President Barack Obama will deliver the keynote address at the NMAAHC Dedication Ceremony on Saturday, September 24, 2016. He will be joined in attendance by his wife First Lady Michelle Obama, former President George W. Bush and Mrs. Laura Bush, U.S. Supreme Court Chief Justice John Roberts, Congressman John Lewis, Smithsonian Secretary David Skorton and the museum’s founding director, Lonnie Bunch. The occasion will be marked by readings of African American literature and musical performances and it will be streamed live at nmaahc.si.edu. Free timed passes will be required for entry to the museum throughout grand opening weekend. The museum has posted FAQs about grand opening weekend on its website. Visitors in Washington, DC are encouraged to participate in the Freedom Sounds Music Festival that will be held as part of the grand opening festivities. Visitors who are unable to travel to Washington, DC are encouraged to participate in one of the Lift Every Voice events that will be held across the country throughout the inaugural year. They can be found here: https://nmaahc.si.edu/lift-every-voice/directory.
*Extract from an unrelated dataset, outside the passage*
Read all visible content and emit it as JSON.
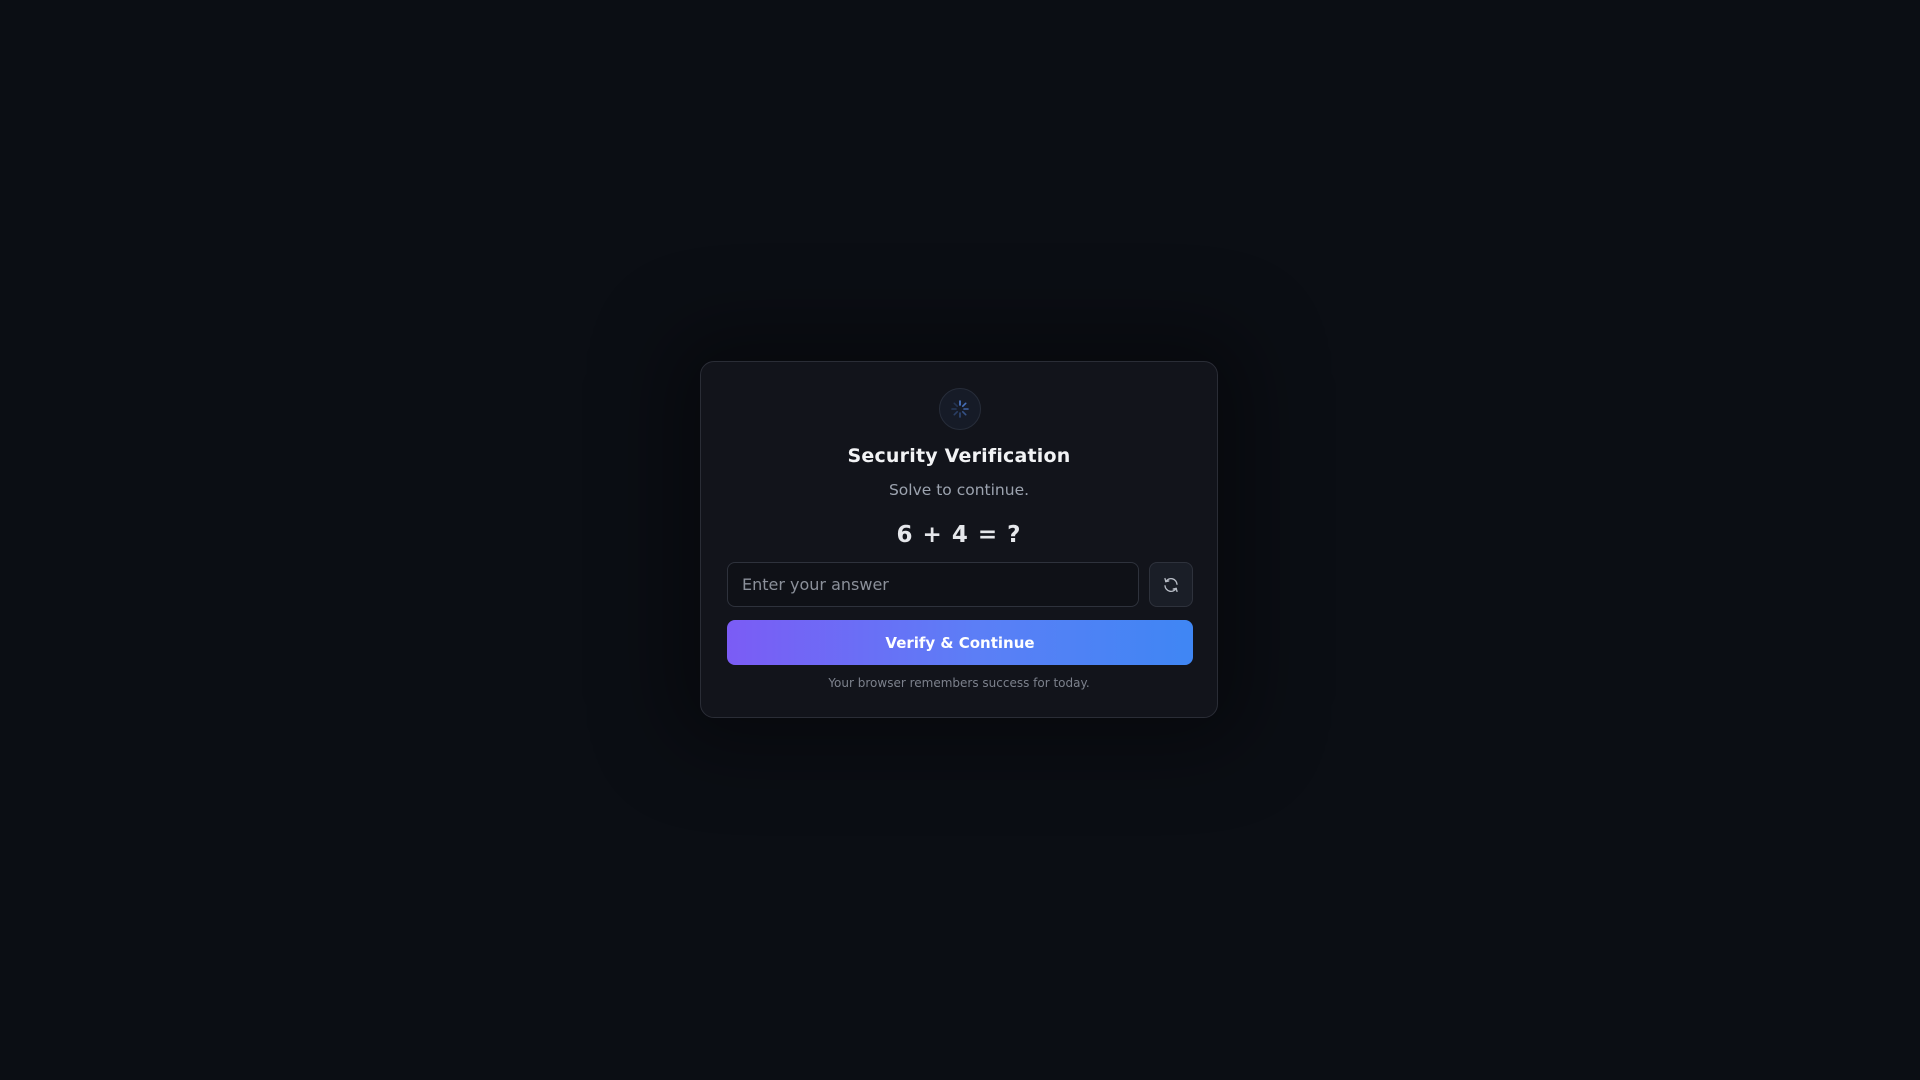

Events will be taking place through December 2017, there are still opportunities to host a Lift Every Voice event in your city. Use the hashtags #APeoplesJourney and #NMAAHC to be a part of the history=making museum on your social media platforms. More information can be found here: https://nmaahc.si.edu/lift-every-voice.
Dr. Jocelyn Imani is the 2016-2017 Andrew Mellon Curatorial Fellow at the Smithsonian National Museum of African American History and Culture in Washington, D.C. and adjunct professor of history at Coppin State University. She received her bachelor’s degree from Fisk University in 2009, magna cum laude with W.E.B. Du Bois Honors, and her Ph.D. with Distinction in African Diaspora & Public History from Howard University in 2015. She is an HBCU advocate and a 2014 White House HBCU All-Star. A proud southern belle, she is a native of Nashville, Tennessee.